* _Exercise prompt_
Give back all the entries below. Omit none of them.

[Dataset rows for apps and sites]
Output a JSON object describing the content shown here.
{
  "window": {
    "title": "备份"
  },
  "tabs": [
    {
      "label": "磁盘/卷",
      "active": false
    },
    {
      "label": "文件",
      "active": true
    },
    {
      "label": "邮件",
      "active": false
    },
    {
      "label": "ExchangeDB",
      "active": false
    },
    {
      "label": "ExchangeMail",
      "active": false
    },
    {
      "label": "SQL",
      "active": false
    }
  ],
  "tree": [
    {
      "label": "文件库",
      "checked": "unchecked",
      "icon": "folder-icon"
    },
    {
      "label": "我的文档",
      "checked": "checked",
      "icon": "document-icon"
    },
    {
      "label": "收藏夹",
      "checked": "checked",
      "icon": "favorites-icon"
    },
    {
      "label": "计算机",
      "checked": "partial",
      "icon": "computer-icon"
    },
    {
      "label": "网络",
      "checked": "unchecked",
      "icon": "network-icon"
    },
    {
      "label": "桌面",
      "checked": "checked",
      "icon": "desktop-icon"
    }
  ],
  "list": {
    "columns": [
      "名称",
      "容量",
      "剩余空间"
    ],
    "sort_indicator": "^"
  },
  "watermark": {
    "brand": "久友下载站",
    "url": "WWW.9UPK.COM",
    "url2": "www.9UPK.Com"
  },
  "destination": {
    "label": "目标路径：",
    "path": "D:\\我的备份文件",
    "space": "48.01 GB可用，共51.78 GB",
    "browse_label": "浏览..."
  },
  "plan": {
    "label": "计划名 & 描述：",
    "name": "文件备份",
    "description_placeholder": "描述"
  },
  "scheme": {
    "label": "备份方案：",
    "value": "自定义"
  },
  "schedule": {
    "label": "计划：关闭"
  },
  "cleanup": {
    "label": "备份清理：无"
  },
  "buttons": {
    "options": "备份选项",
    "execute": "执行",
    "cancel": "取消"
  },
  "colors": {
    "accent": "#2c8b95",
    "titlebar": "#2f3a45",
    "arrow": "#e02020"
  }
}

* _Answer box_
Output a JSON object describing the content shown here.
{
  "window": {
    "title": "备份"
  },
  "tabs": [
    {
      "label": "磁盘/卷",
      "active": false
    },
    {
      "label": "文件",
      "active": true
    },
    {
      "label": "邮件",
      "active": false
    },
    {
      "label": "ExchangeDB",
      "active": false
    },
    {
      "label": "ExchangeMail",
      "active": false
    },
    {
      "label": "SQL",
      "active": false
    }
  ],
  "tree": [
    {
      "label": "文件库",
      "checked": "unchecked",
      "icon": "folder-icon"
    },
    {
      "label": "我的文档",
      "checked": "checked",
      "icon": "document-icon"
    },
    {
      "label": "收藏夹",
      "checked": "checked",
      "icon": "favorites-icon"
    },
    {
      "label": "计算机",
      "checked": "partial",
      "icon": "computer-icon"
    },
    {
      "label": "网络",
      "checked": "unchecked",
      "icon": "network-icon"
    },
    {
      "label": "桌面",
      "checked": "checked",
      "icon": "desktop-icon"
    }
  ],
  "list": {
    "columns": [
      "名称",
      "容量",
      "剩余空间"
    ],
    "sort_indicator": "^"
  },
  "watermark": {
    "brand": "久友下载站",
    "url": "WWW.9UPK.COM",
    "url2": "www.9UPK.Com"
  },
  "destination": {
    "label": "目标路径：",
    "path": "D:\\我的备份文件",
    "space": "48.01 GB可用，共51.78 GB",
    "browse_label": "浏览..."
  },
  "plan": {
    "label": "计划名 & 描述：",
    "name": "文件备份",
    "description_placeholder": "描述"
  },
  "scheme": {
    "label": "备份方案：",
    "value": "自定义"
  },
  "schedule": {
    "label": "计划：关闭"
  },
  "cleanup": {
    "label": "备份清理：无"
  },
  "buttons": {
    "options": "备份选项",
    "execute": "执行",
    "cancel": "取消"
  },
  "colors": {
    "accent": "#2c8b95",
    "titlebar": "#2f3a45",
    "arrow": "#e02020"
  }
}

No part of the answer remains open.